[Skip to Navigation]
Sign In
JAMA Oncology Clinical Challenge
October 2018

A Mass With High Uptake of Fluorodeoxyglucose on Positron Emission Tomography

Author Affiliations
  • 1Unit of Surgical Oncology, Istituto Ortopedico Rizzoli, Bologna, Italy
  • 2Unit of Radiology, Istituto Ortopedico Rizzoli, Bologna, Italy
  • 3Unit of Medical Oncology, Istituto Ortopedico Rizzoli/Department of Experimental, Diagnostic and Specialty Medicine, Bologna University, Bologna, Italy
JAMA Oncol. 2018;4(10):1421-1422. doi:10.1001/jamaoncol.2018.1120

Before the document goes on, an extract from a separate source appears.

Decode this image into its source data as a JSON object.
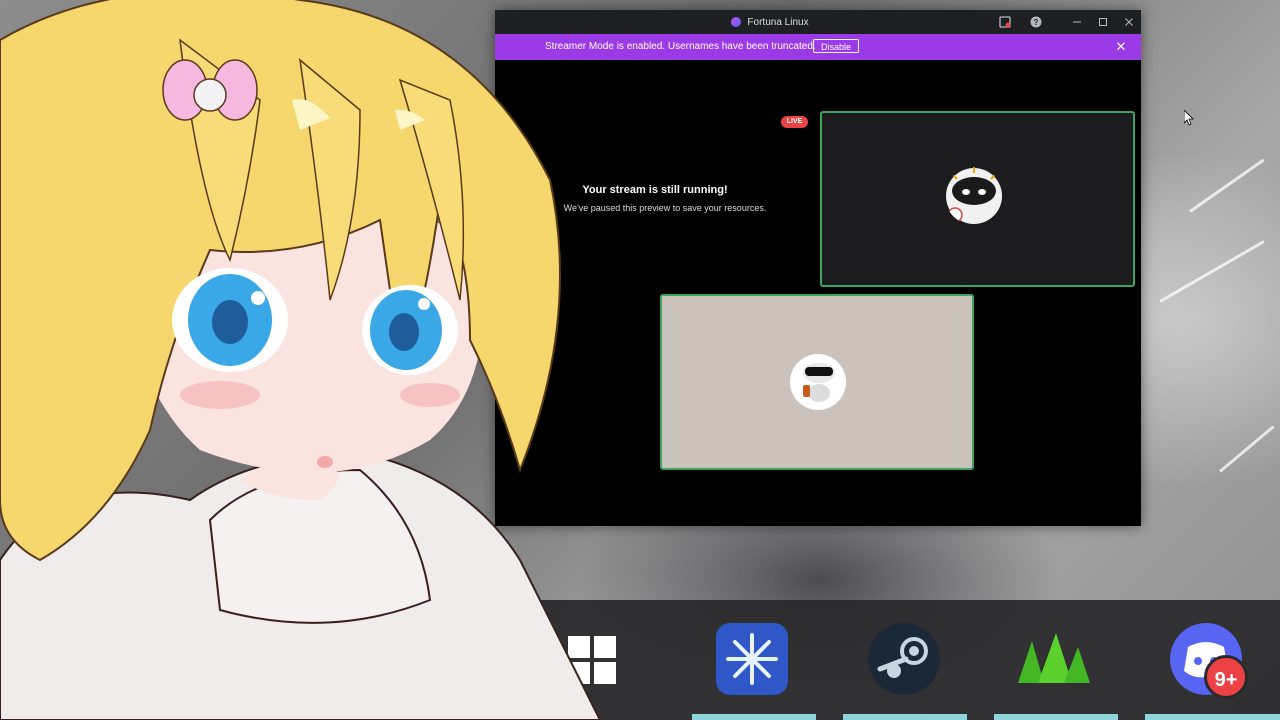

An adolescent girl presented with a 3-month history of a growing, painless mass in the right thigh. A magnetic resonance imaging (MRI) scan showed an inhomogeneous nodule in the subcutaneous layer with a largest diameter of approximately 5 cm. No enlarged lymph nodes were detectable in the groin. Results of a complete blood cell count and levels of alkaline phosphatase, lactic dehydrogenase, and C-reactive protein were unremarkable. An ultrasonography-guided core needle biopsy was performed, and histopathologic evaluation showed the aspects of a small round-cell tumor, which was confirmed to be a Ewing sarcoma by immunohistochemical and molecular analysis (with positivity for the EWS-FLI1 fusion gene [OMIM 133450]). The patient then underwent disease staging with computed tomography (CT) of the chest and whole-body fluorodeoxyglucose positron emission tomography (FDG-PET). The CT findings were negative for secondary lesions; the FDG-PET scan demonstrated, as expected, high uptake in the right thigh (maximum standard uptake variable [SUVmax], 8.4) at the site of the subcutaneous tumor and at a second lesion in the left ankle joint (SUVmax, 12.0). The patient reported vague pain around the left ankle but no functional limitations and no history of trauma at that site. A radiograph of the ankle did not show calcifications within the soft-tissue lesion. An MRI scan of the ankle showed a 1.5-cm soft tissue mass in the posterior recess of the ankle joint with a low to intermediate signal in T1- and T2-weighted sequences and moderate contrast enhancement throughout the lesion (Figure 1).

Add or change institution